Last year was the first time the award, which includes a $1,000 tuition voucher and a $100 cash award, was given. The foundation of the Roman Catholic Diocese established the award through an estate gift from a woman named Rose who strove to help others by visiting homebound people, feeding and clothing the poor and writing letters to and praying for incarcerated women. She had heard about Natalie Lewis’ accident in Virginia and “felt strongly that Natalie was a young woman of faith and that her actions bringing happiness through acts of kindness was something the world desperately needed more of, especially in our younger generation,” Rick Suchan, executive director of the Foundation, said in 2016.
Natalie Lewis’ parents never worried about her, even when she was in the seventh grade at the now-closed St. Rose of Lima School in North Buffalo.
She recalled how her daughter had loved art and gym at that age, and enjoyed helping at funeral services at the church, noting how interesting the departed’s lives were.
“She was always wise beyond her years,” her mother, Trish Lewis said. “She knew how little it took to make someone’s day and how much fun it was.”
They credit the religion-centered education she received at St. Rose of Lima and later at Nardin Academy.
“I believe in Catholic schools,” Trish Lewis said. “To begin your day with prayer is important.”
The family takes delight in the many ways Western New York has found to remember and celebrate Natalie Lewis.
At Nardin, where Natalie Lewis went to high school, the school offers a “Heart of Nardin” award in her honor. There’s an annual swim meet in May at the Aquatic and Fitness Center in the Town of Tonawanda that’s named after her. The Buffalo Police Athletic League’s tennis program as renamed Love to Serve in her memory.
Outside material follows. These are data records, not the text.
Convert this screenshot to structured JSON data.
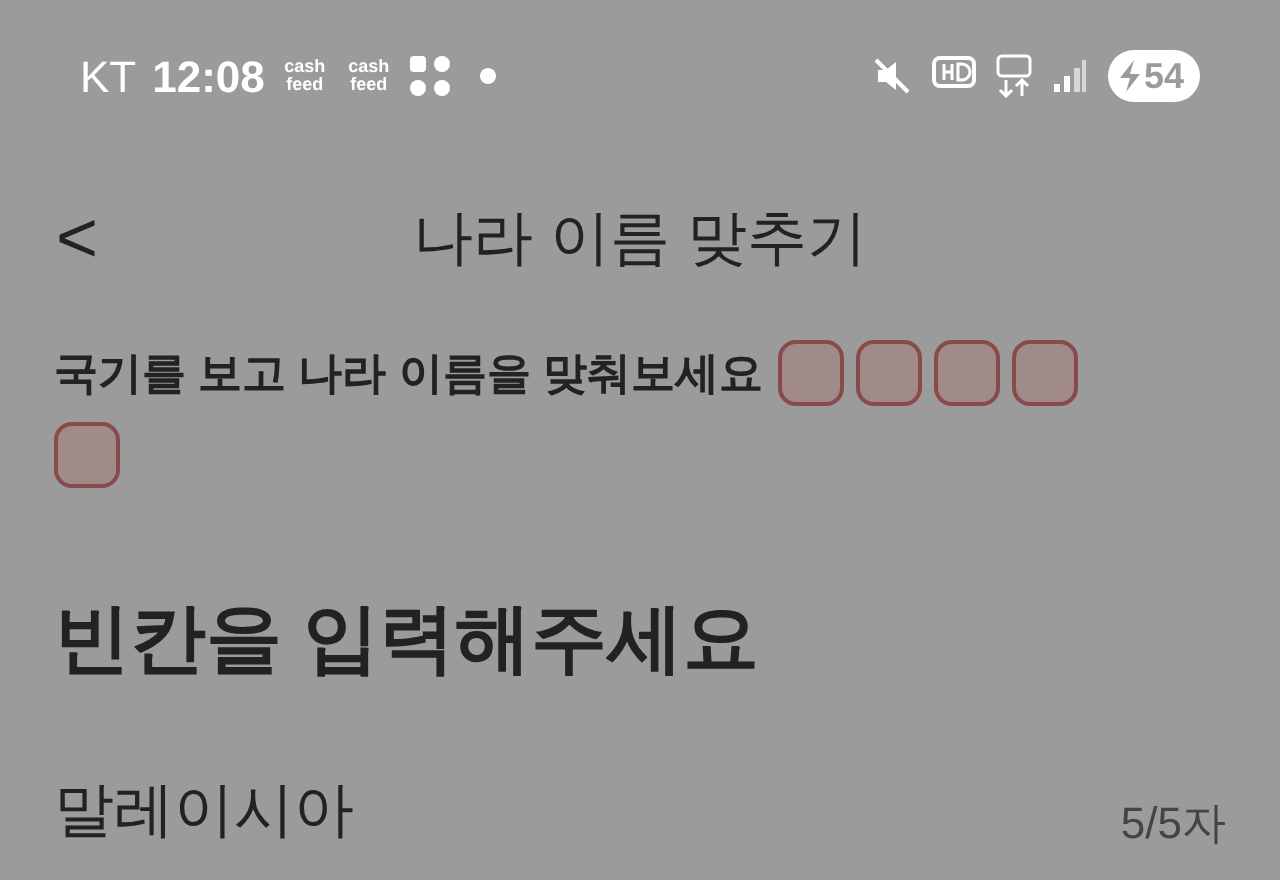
{
  "status_bar": {
    "carrier": "KT",
    "time": "12:08",
    "app_badges": [
      "cash feed",
      "cash feed"
    ],
    "battery": "54"
  },
  "header": {
    "back": "<",
    "title": "나라 이름 맞추기"
  },
  "instruction": "국기를 보고 나라 이름을 맞춰보세요",
  "slots": [
    {
      "filled": false
    },
    {
      "filled": false
    },
    {
      "filled": false
    },
    {
      "filled": false
    },
    {
      "filled": false
    }
  ],
  "heading": "빈칸을 입력해주세요",
  "answer": {
    "value": "말레이시아",
    "counter": "5/5자"
  }
}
‘These help our family so much,” Trish Lewis said, “for all people to realize death cannot end our love for on another. It binds us closer.”
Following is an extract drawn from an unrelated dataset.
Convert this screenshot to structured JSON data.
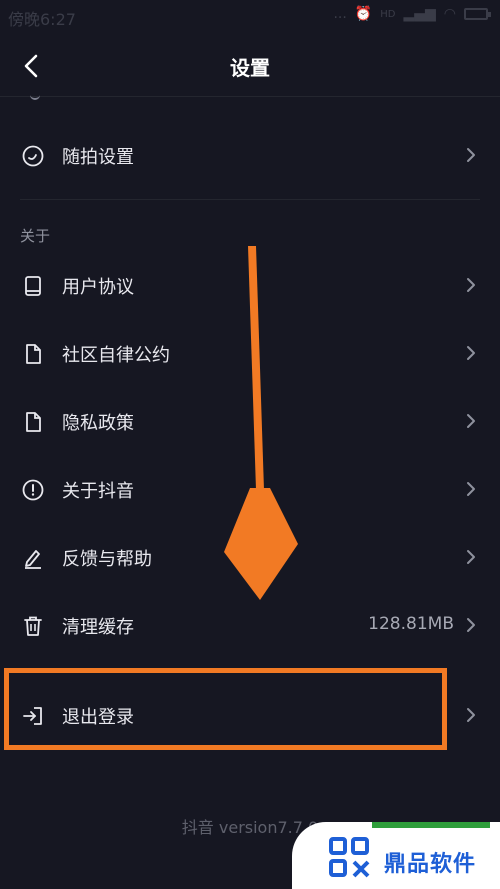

Trish Lewis feels her daughter’s presence all the time. She sees her in pictures they take. Several times, she’s asked someone to take a photo of her family and somehow, a photo of Natalie that’s on the wall will make its way into the image.
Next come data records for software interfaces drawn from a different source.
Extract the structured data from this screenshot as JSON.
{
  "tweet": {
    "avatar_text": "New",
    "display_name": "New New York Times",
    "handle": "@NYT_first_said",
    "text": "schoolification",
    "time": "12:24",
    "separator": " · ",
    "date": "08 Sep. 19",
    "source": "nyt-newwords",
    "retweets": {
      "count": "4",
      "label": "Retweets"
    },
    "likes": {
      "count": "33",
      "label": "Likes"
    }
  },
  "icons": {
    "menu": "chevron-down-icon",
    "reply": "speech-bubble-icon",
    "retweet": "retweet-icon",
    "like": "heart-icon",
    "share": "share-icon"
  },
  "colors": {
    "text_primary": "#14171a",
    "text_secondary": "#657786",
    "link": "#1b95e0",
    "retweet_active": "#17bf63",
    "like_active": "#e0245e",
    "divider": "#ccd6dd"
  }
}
Then there’s the almost mystical way Natalie seemed to help her brother find true love.
After Natalie Lewis died, her parents and brother and sister turned to the Catholic Church for support. They had always been devout Catholics but as they coped with the tragedy of Natalie’s death, they needed the church even more.
Natalie’s older brother, Evan Jr., went to Mass nearly every day alone, sometimes at St. Rose of Lima, other times at St. Michael’s downtown or the Cathedral.
Ron Adamczak noticed him. His daughter, Christie, had asked him to help her find a good guy. Maybe this young man?
Then at last year’s Catholic Education dinner, when the character award named in honor of Natalie Lewis was debuted, Adamczak saw Evan Lewis Jr. there and that convinced him. He arranged for the two to meet. They texted at first and soon began dating.
On Jan. 20, Evan Lewis Jr. got down on his knee on a Canalside bridge and proposed to Christie Adamczak.
“Look at how Natalie works in our lives,” Trish Lewis said.
On Thursday at the Catholic Education dinner, Natalie Lewis’ family will have another opportunity to share the gifts their daughter gave them when they see Jack and Nial recognized for their kindness with an award that honors her memory.
Trish Lewis loves the idea of rewarding kindness, especially among children at such a delicate age.
“I think in middle school, it’s not easy,” she said. “It kind of has that reputation of kids being tough and bullying and hurt feelings. But I don’t think kids want to be mean. They want to be kind.
They need examples. All you need is one person and they can completely change the whole culture.”